Because stopping the lethality of abuse begins with identifying it early, recognize the critical role that providers play. Changes at the policy level in hospitals, clinics and private practices make a difference. These are the steps recommended by the Women & Infants Hospital’s Domestic Violence Team:
Intimate Partner Violence Risk Markers: Aimee Thompson – From Close 2 Home, a non-profit organization that has reduced the amount of domestic violence and increased the number of healthy relationships in a Boston neighborhood and around the world.
Intimate Partner Violence 1: Amy S. Gottlieb, MD – Definition and statistics show that the results of what we are doing is disappointing.
Intimate Partner Violence 2: Sarah DeCataldo – Understand the dynamics of abuse before you can properly screen patients.
Intimate Partner Violence 3: Amy S. Gottlieb, MD – Make asking about IPV routine. Use scripting for best results because women usually don’t disclose during a one-time encounter.
Intimate Partner Violence 4: Margaret Howard, PhD – Importance of repeat screening. Red flags: depression, anxiety, self-medication, low self-esteem.
Intimate Partner Violence 5: Amy Goldberg – ChildSafe program.

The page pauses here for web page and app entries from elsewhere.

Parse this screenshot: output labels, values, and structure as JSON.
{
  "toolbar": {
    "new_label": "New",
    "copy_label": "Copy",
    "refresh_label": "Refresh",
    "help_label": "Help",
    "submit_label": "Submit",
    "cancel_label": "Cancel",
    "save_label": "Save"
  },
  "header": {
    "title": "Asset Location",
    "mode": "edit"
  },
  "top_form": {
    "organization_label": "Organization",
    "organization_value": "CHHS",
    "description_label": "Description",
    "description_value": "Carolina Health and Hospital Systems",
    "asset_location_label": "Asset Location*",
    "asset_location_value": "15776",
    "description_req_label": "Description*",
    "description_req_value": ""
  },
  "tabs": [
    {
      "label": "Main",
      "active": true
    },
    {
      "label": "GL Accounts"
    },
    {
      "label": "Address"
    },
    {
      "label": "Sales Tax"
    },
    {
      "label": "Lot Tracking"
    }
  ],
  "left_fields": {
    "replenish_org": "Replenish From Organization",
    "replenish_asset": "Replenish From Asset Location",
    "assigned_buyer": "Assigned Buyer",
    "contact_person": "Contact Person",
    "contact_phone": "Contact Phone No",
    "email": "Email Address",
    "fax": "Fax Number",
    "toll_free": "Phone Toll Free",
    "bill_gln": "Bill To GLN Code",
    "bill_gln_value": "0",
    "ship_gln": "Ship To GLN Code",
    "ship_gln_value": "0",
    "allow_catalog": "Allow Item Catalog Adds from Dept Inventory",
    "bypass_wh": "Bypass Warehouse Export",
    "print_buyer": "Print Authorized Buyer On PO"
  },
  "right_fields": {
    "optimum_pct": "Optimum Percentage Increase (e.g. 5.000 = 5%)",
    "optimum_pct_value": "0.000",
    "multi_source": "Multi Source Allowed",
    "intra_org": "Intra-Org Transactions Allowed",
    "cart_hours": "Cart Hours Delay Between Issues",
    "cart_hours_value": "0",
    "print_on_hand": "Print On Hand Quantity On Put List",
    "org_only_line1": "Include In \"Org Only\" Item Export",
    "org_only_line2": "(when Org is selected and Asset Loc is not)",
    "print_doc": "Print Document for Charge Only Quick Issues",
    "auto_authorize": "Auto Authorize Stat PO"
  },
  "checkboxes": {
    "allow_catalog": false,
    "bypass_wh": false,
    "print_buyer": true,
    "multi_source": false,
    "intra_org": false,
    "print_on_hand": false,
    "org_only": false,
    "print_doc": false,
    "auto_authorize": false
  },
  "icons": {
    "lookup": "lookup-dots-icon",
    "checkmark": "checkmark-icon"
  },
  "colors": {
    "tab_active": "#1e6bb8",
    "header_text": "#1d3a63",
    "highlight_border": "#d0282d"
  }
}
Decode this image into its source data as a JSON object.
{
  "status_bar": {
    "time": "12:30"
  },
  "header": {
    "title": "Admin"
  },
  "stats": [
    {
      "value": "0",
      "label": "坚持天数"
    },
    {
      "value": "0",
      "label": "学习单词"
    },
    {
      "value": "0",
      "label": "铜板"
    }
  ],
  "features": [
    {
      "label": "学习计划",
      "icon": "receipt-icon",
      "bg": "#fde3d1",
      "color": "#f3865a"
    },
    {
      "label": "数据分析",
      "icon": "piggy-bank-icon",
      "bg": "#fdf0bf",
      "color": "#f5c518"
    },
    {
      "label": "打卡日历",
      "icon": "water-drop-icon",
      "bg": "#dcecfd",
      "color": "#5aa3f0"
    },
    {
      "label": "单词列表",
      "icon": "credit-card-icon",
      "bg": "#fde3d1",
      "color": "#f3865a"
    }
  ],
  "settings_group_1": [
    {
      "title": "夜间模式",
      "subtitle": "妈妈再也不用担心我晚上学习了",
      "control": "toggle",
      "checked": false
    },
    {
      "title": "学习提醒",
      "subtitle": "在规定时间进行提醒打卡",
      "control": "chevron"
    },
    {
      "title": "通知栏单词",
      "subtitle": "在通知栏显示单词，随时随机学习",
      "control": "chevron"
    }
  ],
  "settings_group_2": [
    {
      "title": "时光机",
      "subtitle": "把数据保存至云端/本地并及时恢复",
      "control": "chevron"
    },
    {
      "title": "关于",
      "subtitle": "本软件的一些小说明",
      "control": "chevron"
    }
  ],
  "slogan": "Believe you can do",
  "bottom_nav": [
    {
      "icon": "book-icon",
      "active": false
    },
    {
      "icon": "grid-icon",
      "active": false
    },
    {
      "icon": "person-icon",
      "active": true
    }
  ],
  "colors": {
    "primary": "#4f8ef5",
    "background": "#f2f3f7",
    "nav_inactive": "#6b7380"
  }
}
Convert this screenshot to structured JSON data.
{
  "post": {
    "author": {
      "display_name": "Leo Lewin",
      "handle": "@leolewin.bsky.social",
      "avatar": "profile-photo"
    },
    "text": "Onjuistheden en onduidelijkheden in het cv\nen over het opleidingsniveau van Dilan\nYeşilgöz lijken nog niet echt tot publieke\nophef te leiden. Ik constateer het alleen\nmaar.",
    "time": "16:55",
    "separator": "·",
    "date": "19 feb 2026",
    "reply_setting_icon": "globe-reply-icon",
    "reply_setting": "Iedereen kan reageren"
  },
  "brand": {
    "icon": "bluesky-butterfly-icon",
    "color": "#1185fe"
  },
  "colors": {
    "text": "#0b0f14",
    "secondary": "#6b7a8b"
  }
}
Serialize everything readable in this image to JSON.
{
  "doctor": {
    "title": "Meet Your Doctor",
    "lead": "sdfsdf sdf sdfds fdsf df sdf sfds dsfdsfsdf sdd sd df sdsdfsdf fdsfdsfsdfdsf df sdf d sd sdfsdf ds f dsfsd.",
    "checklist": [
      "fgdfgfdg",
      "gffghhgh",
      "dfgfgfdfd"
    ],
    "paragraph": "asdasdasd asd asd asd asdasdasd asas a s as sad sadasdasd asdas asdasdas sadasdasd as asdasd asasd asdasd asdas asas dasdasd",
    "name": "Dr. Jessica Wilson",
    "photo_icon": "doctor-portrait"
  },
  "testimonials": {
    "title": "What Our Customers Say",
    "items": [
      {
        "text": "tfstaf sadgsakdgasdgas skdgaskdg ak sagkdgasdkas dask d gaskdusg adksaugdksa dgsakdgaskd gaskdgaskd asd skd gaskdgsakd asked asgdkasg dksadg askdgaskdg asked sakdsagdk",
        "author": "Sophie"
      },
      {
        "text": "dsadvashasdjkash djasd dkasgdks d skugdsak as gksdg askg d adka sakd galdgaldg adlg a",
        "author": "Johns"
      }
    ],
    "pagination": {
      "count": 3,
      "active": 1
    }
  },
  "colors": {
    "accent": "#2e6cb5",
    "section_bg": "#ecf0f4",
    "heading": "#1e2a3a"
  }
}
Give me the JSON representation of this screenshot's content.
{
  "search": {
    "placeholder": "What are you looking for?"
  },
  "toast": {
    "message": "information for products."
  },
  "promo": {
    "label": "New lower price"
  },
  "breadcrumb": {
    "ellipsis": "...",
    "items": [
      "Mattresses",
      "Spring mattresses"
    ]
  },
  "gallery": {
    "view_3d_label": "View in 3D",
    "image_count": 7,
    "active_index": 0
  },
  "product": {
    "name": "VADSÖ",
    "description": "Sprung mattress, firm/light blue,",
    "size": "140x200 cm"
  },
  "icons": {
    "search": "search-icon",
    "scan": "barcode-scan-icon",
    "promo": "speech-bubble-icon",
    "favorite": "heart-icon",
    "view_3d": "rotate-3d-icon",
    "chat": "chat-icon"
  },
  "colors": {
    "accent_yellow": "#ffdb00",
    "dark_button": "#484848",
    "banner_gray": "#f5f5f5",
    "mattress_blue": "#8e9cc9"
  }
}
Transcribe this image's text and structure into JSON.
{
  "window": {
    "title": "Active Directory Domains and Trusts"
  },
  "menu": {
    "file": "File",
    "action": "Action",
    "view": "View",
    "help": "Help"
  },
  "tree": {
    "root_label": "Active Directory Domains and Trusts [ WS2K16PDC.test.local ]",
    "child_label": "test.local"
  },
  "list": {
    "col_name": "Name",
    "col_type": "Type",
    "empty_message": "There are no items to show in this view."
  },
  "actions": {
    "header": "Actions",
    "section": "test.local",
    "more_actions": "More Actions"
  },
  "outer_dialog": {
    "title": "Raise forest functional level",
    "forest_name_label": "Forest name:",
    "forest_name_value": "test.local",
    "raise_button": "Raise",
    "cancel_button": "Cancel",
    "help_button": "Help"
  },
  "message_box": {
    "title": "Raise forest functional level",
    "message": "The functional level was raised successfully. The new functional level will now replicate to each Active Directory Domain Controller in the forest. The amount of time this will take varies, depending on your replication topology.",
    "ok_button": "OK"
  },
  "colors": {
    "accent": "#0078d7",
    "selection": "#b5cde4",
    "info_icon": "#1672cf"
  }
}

How to assess the caregiver’s protective capacity.
Intimate Partner Violence 6: Sandra M. Shaw, MSN, RN – Role of the screener.
Intimate Partner Violence 7: Jennifer Lang, MSW, LCSW – Language for creating a comprehensive safety assessment and plan.
Intimate Partner Violence 8: Sarah DeCataldo – Resources for survivors and the path of referrals.
William-Intimate Partner Violence 9: Detective Sgt. William Merandi – The role of law enforcement as interveners.
Intimate Partner Violence 10: Yvonne Heredia – Recommendations from a survivor.
Intimate Partner Violence 1: Initial screening questions to use before a patient has disclosed that they are being abused, because providers have great influence in directing a victim to places for intervention.
Intimate Partner Violence 2: Follow-up screening and trust-building statements once a patient has disclosed that they are being abused.